The quality of BAMPFA’s guardianship of the artist’s memory is clear in the current exhibition Hans Hofmann: The Nature of Abstraction, on view until July 21. (In September, the show travels to the Peabody Essex Museum in Salem, Massachusetts.) A survey of Hofmann’s entire career as a painter, the exhibition demonstrates how much he experimented in his work and includes lesser-known paintings from the 1930s and ‘40s as well as the “slab” abstractions of the next two decades, for which he is best known. Those paintings manifest his “push-and-pull” theory of color. As the show’s organizer, BAMPFA’s curator emerita Lucinda Barnes, explains, colors work like opposing magnets in Hofmann’s work, attracting and repelling, creating depth and movement. “He was trying to articulate the forces of nature in painting,” she says.
Hofmann died in 1966 and did not live to see how well the museum spent his money.
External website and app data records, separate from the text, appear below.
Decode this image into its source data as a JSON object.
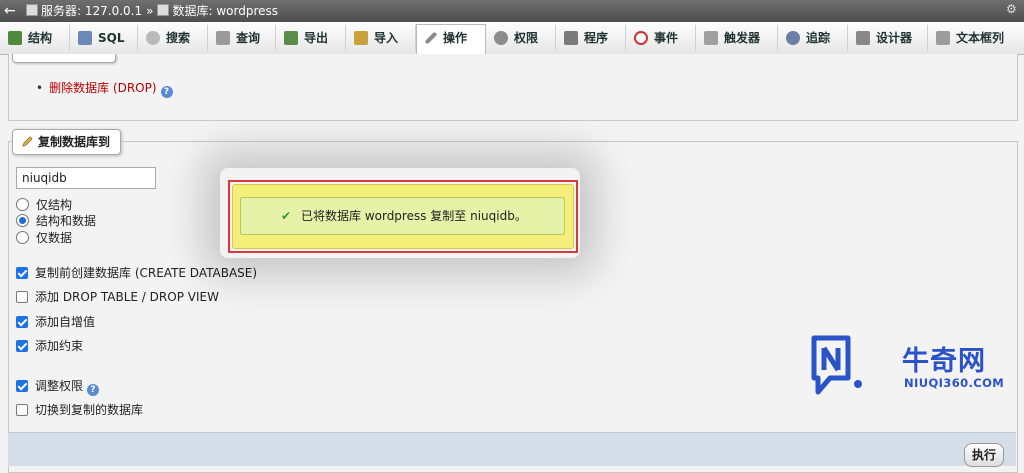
{
  "topbar": {
    "server": "服务器: 127.0.0.1",
    "separator": "»",
    "database": "数据库: wordpress"
  },
  "tabs": [
    {
      "label": "结构",
      "icon": "structure-icon"
    },
    {
      "label": "SQL",
      "icon": "sql-icon"
    },
    {
      "label": "搜索",
      "icon": "search-icon"
    },
    {
      "label": "查询",
      "icon": "query-icon"
    },
    {
      "label": "导出",
      "icon": "export-icon"
    },
    {
      "label": "导入",
      "icon": "import-icon"
    },
    {
      "label": "操作",
      "icon": "wrench-icon",
      "active": true
    },
    {
      "label": "权限",
      "icon": "privileges-icon"
    },
    {
      "label": "程序",
      "icon": "routines-icon"
    },
    {
      "label": "事件",
      "icon": "clock-icon"
    },
    {
      "label": "触发器",
      "icon": "triggers-icon"
    },
    {
      "label": "追踪",
      "icon": "eye-icon"
    },
    {
      "label": "设计器",
      "icon": "designer-icon"
    },
    {
      "label": "文本框列",
      "icon": "text-columns-icon"
    }
  ],
  "drop": {
    "label": "删除数据库 (DROP)"
  },
  "copy": {
    "legend": "复制数据库到",
    "db_name_value": "niuqidb",
    "radios": [
      {
        "label": "仅结构",
        "checked": false
      },
      {
        "label": "结构和数据",
        "checked": true
      },
      {
        "label": "仅数据",
        "checked": false
      }
    ],
    "checkboxes": [
      {
        "label": "复制前创建数据库 (CREATE DATABASE)",
        "checked": true
      },
      {
        "label": "添加 DROP TABLE / DROP VIEW",
        "checked": false
      },
      {
        "label": "添加自增值",
        "checked": true
      },
      {
        "label": "添加约束",
        "checked": true
      },
      {
        "label": "调整权限",
        "checked": true
      },
      {
        "label": "切换到复制的数据库",
        "checked": false
      }
    ],
    "execute_label": "执行"
  },
  "notification": {
    "message": "已将数据库 wordpress 复制至 niuqidb。"
  },
  "watermark": {
    "cn": "牛奇网",
    "en": "NIUQI360.COM"
  },
  "colors": {
    "danger": "#bb0000",
    "success_bg": "#e6f2a8",
    "popup_bg": "#f4ee7a",
    "highlight_outline": "#d53b3b",
    "brand": "#2a52c9"
  }
}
The doors to the Berkeley Art Museum—a brutalist concrete structure designed by San Francisco architect Mario Ciampi—opened in 1970 on Bancroft Way. (The Pacific Film Archive was inaugurated in 1966, but wasn’t included in the institutional name until 1996.) The cavernous interior featured jutting angles, cantilevered balconies, and other suspended masonry. What made the building interesting architecturally—perhaps too interesting for an art museum—may have doomed it. Following the 1989 Loma Prieta earthquake, UC Berkeley undertook a campus-wide building survey. In 1997 the museum was deemed seismically unsafe. An elaborate system of steel braces kept the building usable for several years, but the museum departed the structure in 2014.
The downtown museum building that opened in 2016 was designed by the New York firm of Diller, Scofidio, and Renfro. It marries the university’s former printing house, a rectilinear 1939 art deco affair, with a new wing clad in stainless steel that seems to drape itself over the older building. A giant LED video screen is installed in the facade of the new wing, which is mainly given over to the film archive. Some 450 screenings are presented a year, and the wing contains two large theaters and the film library, which holds more than sixteen thousand movies and videos.
The spacious old printing house makes for perfect exhibition spaces, and has a sawtooth-windowed roof that allows natural light into the galleries. The museum has none of its collection on permanent view, but Rinder says that he wants to “see the museum represent the full range of its holdings, from Old Masters to early modern art to contemporary work in thematic exhibitions that keep the museum dynamic.” The notions of range and dynamism were evident in the very first exhibition presented in the new museum. Entitled Architecture of Life, its theme was the search for form and order inherent in all human endeavors. The show included an amazingly diverse group of artworks that included Wilson Bentley snowflake photos, eighteenth-century scientific drawings, baroque lace, Gustav Caillebotte’s 1876 depiction of an iron bridge in Paris, Le Pont de l’Europe, and the wonderful improvisational quilts of the late California artist Rosie Lee Tompkins.
Social engagement is a priority for BAMPFA, and perhaps the most attractive of its regular evenfts is the evening performance arts program called “Full” that it stages each month on the night of the full moon. The presentation in May comprises dances by Latanya D. Tigner and Erik Lee. And as Rinder notes, that event will receive “free advertising from the cosmos.”